The U.S. team flopped once again at the 16-team Classic, failing to get out of the second round, yet from the players to the manager, they said they treasured the experience.
"Is it a disappointment? Yes it is," said two-time All-Star second baseman Brandon Phillips of the Cincinnati Reds after Friday's 4-3 loss to Puerto Rico eliminated the United States. "Everybody dreamed of being the winner. We want to be on top. And for us not to get there, it sucks a little bit."
It was the second time the U.S. was ousted in the double-elimination phase in three tries at the Classic. In 2009, they reached the final round but were beaten in the semi-finals.
"I feel like we did good, even though we lost," Phillips said. "It's still a disappointment, but it was one of the greatest things that ever happened to me."
This year's semi-finals start with Japan, gunning for their third Classic title in a row, playing Puerto Rico on Sunday.
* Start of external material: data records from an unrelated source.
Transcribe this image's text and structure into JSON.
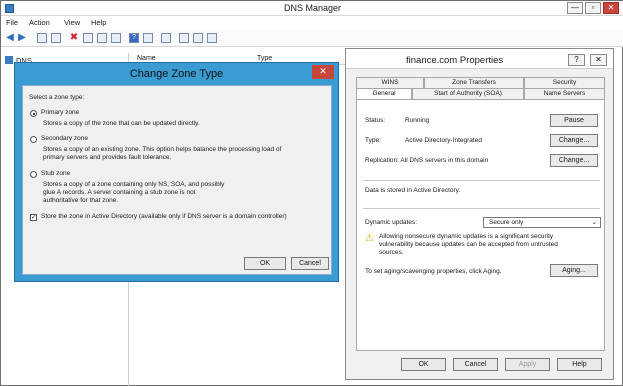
{
  "window": {
    "title": "DNS Manager",
    "minimize": "—",
    "maximize": "▫",
    "close": "✕"
  },
  "menu": [
    "File",
    "Action",
    "View",
    "Help"
  ],
  "tree": {
    "root": "DNS"
  },
  "list": {
    "col_name": "Name",
    "col_type": "Type"
  },
  "change_zone": {
    "title": "Change Zone Type",
    "close": "✕",
    "prompt": "Select a zone type:",
    "primary_label": "Primary zone",
    "primary_desc": "Stores a copy of the zone that can be updated directly.",
    "secondary_label": "Secondary zone",
    "secondary_desc_1": "Stores a copy of an existing zone. This option helps balance the processing load of",
    "secondary_desc_2": "primary servers and provides fault tolerance.",
    "stub_label": "Stub zone",
    "stub_desc_1": "Stores a copy of a zone containing only NS, SOA, and possibly",
    "stub_desc_2": "glue A records. A server containing a stub zone is not",
    "stub_desc_3": "authoritative for that zone.",
    "store_ad": "Store the zone in Active Directory (available only if DNS server is a domain controller)",
    "ok": "OK",
    "cancel": "Cancel"
  },
  "props": {
    "title": "finance.com Properties",
    "help": "?",
    "close": "✕",
    "tabs_back": [
      "WINS",
      "Zone Transfers",
      "Security"
    ],
    "tabs_front": [
      "General",
      "Start of Authority (SOA)",
      "Name Servers"
    ],
    "status_label": "Status:",
    "status_value": "Running",
    "pause": "Pause",
    "type_label": "Type:",
    "type_value": "Active Directory-Integrated",
    "change1": "Change...",
    "replication": "Replication:  All DNS servers in this domain",
    "change2": "Change...",
    "stored": "Data is stored in Active Directory.",
    "dyn_label": "Dynamic updates:",
    "dyn_value": "Secure only",
    "warning_1": "Allowing nonsecure dynamic updates is a significant security",
    "warning_2": "vulnerability because updates can be accepted from untrusted",
    "warning_3": "sources.",
    "aging_text": "To set aging/scavenging properties, click Aging.",
    "aging": "Aging...",
    "ok": "OK",
    "cancel": "Cancel",
    "apply": "Apply",
    "helpbtn": "Help"
  }
}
The undefeated Dominican Republic (6-0) play the Netherlands in Monday's semi-final with the title game on Tuesday.
Wins and losses aside, what stirred the Americans was the energy, excitement and passion exhibited on the diamond by proud players wearing their country's name across their chests and the life in the stands full of horns, whistles and drums.
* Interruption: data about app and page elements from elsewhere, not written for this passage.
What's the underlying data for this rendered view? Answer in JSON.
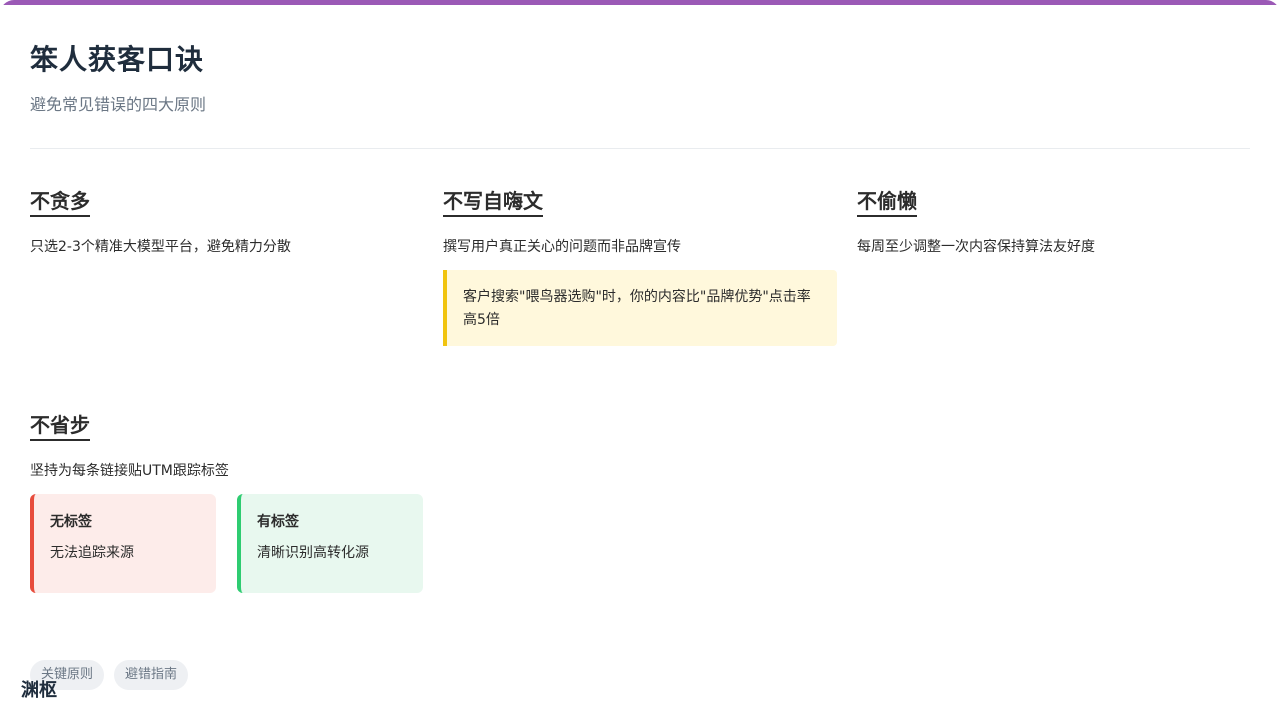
{
  "header": {
    "title": "笨人获客口诀",
    "subtitle": "避免常见错误的四大原则"
  },
  "principles": [
    {
      "title": "不贪多",
      "desc": "只选2-3个精准大模型平台，避免精力分散"
    },
    {
      "title": "不写自嗨文",
      "desc": "撰写用户真正关心的问题而非品牌宣传",
      "quote": "客户搜索\"喂鸟器选购\"时，你的内容比\"品牌优势\"点击率高5倍"
    },
    {
      "title": "不偷懒",
      "desc": "每周至少调整一次内容保持算法友好度"
    },
    {
      "title": "不省步",
      "desc": "坚持为每条链接贴UTM跟踪标签"
    }
  ],
  "comparison": {
    "bad": {
      "title": "无标签",
      "text": "无法追踪来源"
    },
    "good": {
      "title": "有标签",
      "text": "清晰识别高转化源"
    }
  },
  "tags": [
    "关键原则",
    "避错指南"
  ],
  "brand": "渊枢",
  "colors": {
    "accent": "#9b59b6",
    "quote_border": "#f1c40f",
    "bad": "#e74c3c",
    "good": "#2ecc71"
  }
}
Manager Joe Torre, who steered the New York Yankees to four World Series crowns and took off his Major League Baseball executive's suit to put on a uniform and get back in the dugout, said there were no regrets.
"The only thing I can say is this has been one of the most memorable experiences of my career," Torre said. "I'm a little emotional, but this has been much more than I expected.
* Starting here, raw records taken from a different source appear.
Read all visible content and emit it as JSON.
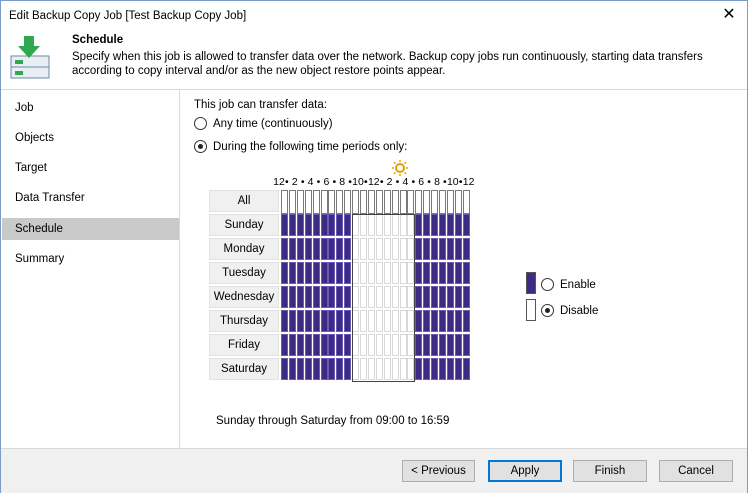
{
  "window": {
    "title": "Edit Backup Copy Job [Test Backup Copy Job]",
    "close_glyph": "✕"
  },
  "header": {
    "title": "Schedule",
    "description": "Specify when this job is allowed to transfer data over the network. Backup copy jobs run continuously, starting data transfers according to copy interval and/or as the new object restore points appear.",
    "icon": "schedule-download-icon"
  },
  "sidebar": {
    "items": [
      {
        "label": "Job",
        "active": false
      },
      {
        "label": "Objects",
        "active": false
      },
      {
        "label": "Target",
        "active": false
      },
      {
        "label": "Data Transfer",
        "active": false
      },
      {
        "label": "Schedule",
        "active": true
      },
      {
        "label": "Summary",
        "active": false
      }
    ]
  },
  "schedule": {
    "intro": "This job can transfer data:",
    "options": [
      {
        "label": "Any time (continuously)",
        "checked": false
      },
      {
        "label": "During the following time periods only:",
        "checked": true
      }
    ],
    "hour_labels": [
      "12",
      "•",
      "2",
      "•",
      "4",
      "•",
      "6",
      "•",
      "8",
      "•",
      "10",
      "•",
      "12",
      "•",
      "2",
      "•",
      "4",
      "•",
      "6",
      "•",
      "8",
      "•",
      "10",
      "•",
      "12"
    ],
    "all_label": "All",
    "days": [
      "Sunday",
      "Monday",
      "Tuesday",
      "Wednesday",
      "Thursday",
      "Friday",
      "Saturday"
    ],
    "enabled_hours_start": 9,
    "enabled_hours_end": 17,
    "legend": [
      {
        "label": "Enable",
        "checked": false,
        "color": "#3d2a84"
      },
      {
        "label": "Disable",
        "checked": true,
        "color": "#ffffff"
      }
    ],
    "summary": "Sunday through Saturday from 09:00 to 16:59",
    "icons": [
      "moon-icon",
      "sun-icon",
      "moon-icon"
    ]
  },
  "footer": {
    "previous": "< Previous",
    "apply": "Apply",
    "finish": "Finish",
    "cancel": "Cancel"
  }
}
"I mean, I knew it was going to be fun, but I never realized how the feeling of commitment from every one of these guys made this a great experience for me."
With All-Stars and award winners at virtually every position, from former most valuable players including Ryan Braun, Jimmy Rollins and Joe Mauer to Cy Young winning knuckleballer R.A. Dickey, the United States was seen as the deepest team in the field, although major leaguers were common on many of the teams.
But with the tournament held during spring training prior to the regular season, players were not all at peak form and by the nature of a sport in which the worst pro clubs still win about 40 percent of their games, the margin between teams is slim.
"It's just what happens in short series," said Torre. "It's not easy to do. And that's the one thing that I've always talked to my players about.
"You want to make people happy and you want to have people respect you, but to me it's more important to respect each other because you're the only ones that know how tough it is to do what you do, and it's not easy to accept defeat.
"On the other side of the coin, it's basically you have to respect the guy that beats you across the way."
Braun said he and his team mates had expected to still be playing.
"I think certainly for all of us, the expectation was to get to San Francisco and ultimately to win in San Francisco," he said. "But at the same time, we recognized the challenge that we were facing.
"For me this is the second time I had the opportunity to play in the WBC. Both of them were two of the top experiences I ever had as a baseball player.
"I would think anybody that watched the games could see the passion, the energy. Just the atmosphere, environment for all these games is really special. I think it far surpasses anything we experience in the regular season at any point."
The United States, hurt by a lack of hitting, probably fell into the trap of trying too hard, the Milwaukee Brewers outfielder said.
"There's no excuses, there's not necessarily rhyme or reason for it. I think when you're not swinging the bats well collectively, everybody tries a little bit harder to pick each other up, it's human nature."
(Editing by Gene Cherry)